Belle and Co. awarded EU project on Social Entrepreneurship

Skopje, Macedonia: December, 2016

“Dive in Social Entrepreneurship” is a capacity building project financed by the EU under the Erasmus + programme, Capacity building in the field of youth, and it will be implemented within a period of 17 months and it will include partners coming from following countries: Macedonia, Bulgaria, Turkey, Greece, Romania, Brazil, South Africa and Costa Rica.

The project consists of capacity building activities (kick off seminar and local researches) and mobility activities (seminar, training courses, study visit and job shadowing). The activities will be based on variety of methods and techniques of non-formal education and they will support active role of the participants in the project activities. The activities will target various groups including young people and youth leaders, youth workers, program managers and project coordinators, representatives of institutions and local authorities.

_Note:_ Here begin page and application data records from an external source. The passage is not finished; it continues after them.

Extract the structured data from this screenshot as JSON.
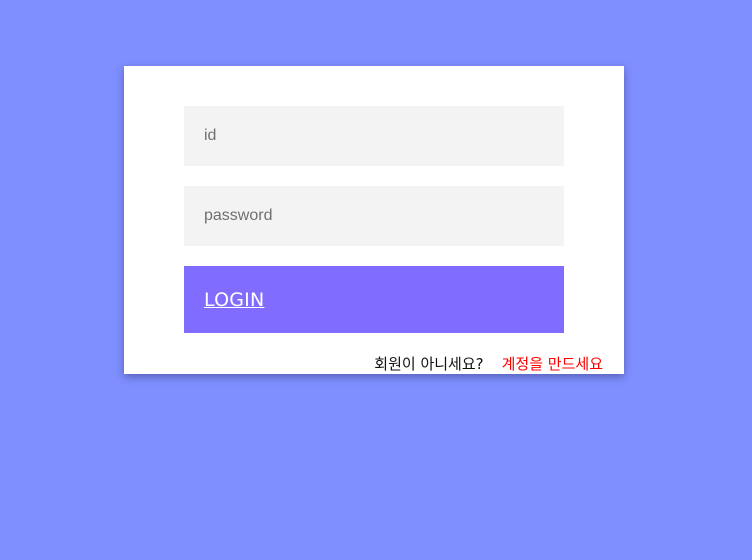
{
  "login_form": {
    "id_placeholder": "id",
    "password_placeholder": "password",
    "login_label": "LOGIN",
    "signup_prompt": "회원이 아니세요?",
    "signup_link": "계정을 만드세요"
  },
  "colors": {
    "background": "#7f8fff",
    "card": "#ffffff",
    "input_background": "#f3f3f3",
    "button": "#806cff",
    "signup_link": "#ff0000"
  }
}
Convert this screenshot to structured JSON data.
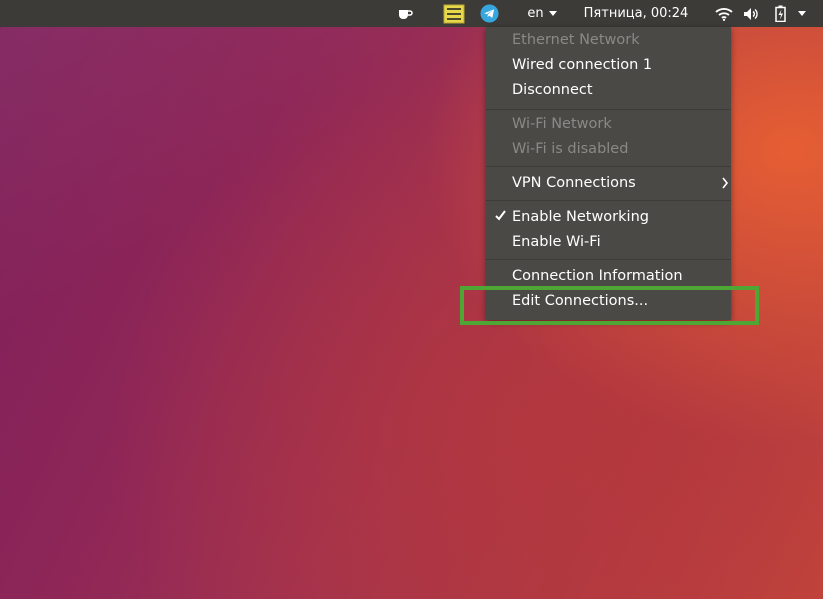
{
  "topbar": {
    "language": "en",
    "datetime": "Пятница, 00:24",
    "icons": [
      "coffee-cup-icon",
      "notes-icon",
      "telegram-icon",
      "wifi-icon",
      "volume-icon",
      "battery-icon",
      "chevron-down-icon"
    ]
  },
  "network_menu": {
    "ethernet_header": "Ethernet Network",
    "wired_connection": "Wired connection 1",
    "disconnect": "Disconnect",
    "wifi_header": "Wi-Fi Network",
    "wifi_disabled": "Wi-Fi is disabled",
    "vpn_connections": "VPN Connections",
    "enable_networking": "Enable Networking",
    "enable_networking_checked": true,
    "enable_wifi": "Enable Wi-Fi",
    "connection_information": "Connection Information",
    "edit_connections": "Edit Connections..."
  },
  "colors": {
    "panel": "#3c3b37",
    "menu_bg": "#4a4946",
    "disabled_text": "#8a8986",
    "highlight_border": "#4ea635",
    "wallpaper_orange": "#e86032",
    "wallpaper_purple": "#7e1f5c"
  }
}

2017 Activity plan:

FEB, Romania: Research Seminar on country comparative social entrepreneurship ecosystems

MARCH, Greece: Training on Social Entrepreneurship I

MAY, Turkey: Training on Social Entrepreneurship II

JUNE, Bulgaria: Study tour of Social Enterprises

SEPT, South Africa: Job Shadow of Social Enterprises

DEC, Macedonia: M& E and Close Off off

The key aim of the project is to provide a way for active development of human capital, practical encouragement of social entrepreneurial activities and establishment of effective pathways to youth employment in strategic cooperation with different stakeholders.

The project kickoff meeting was held in Macedonia in December 2016.

Co-Creating Mowbray

Mowbray Cape Town: April, 2016

Belle and Co. held its first public engagement with Mowbray residents to explore possible avenues of re-imagining Mowbray through place-making and co-creation. Residents shared previous visioning exercises such as “Magic Mowbray” and the GSCID’s “Mowbray as Learning District” concept. RMCA, Open Streets, Old Mowbray Cottages, CPF, GSCID and others, were in attendance. Thank you goes to Enock Nkomo for the use of his business premises on Mowbray Main Road.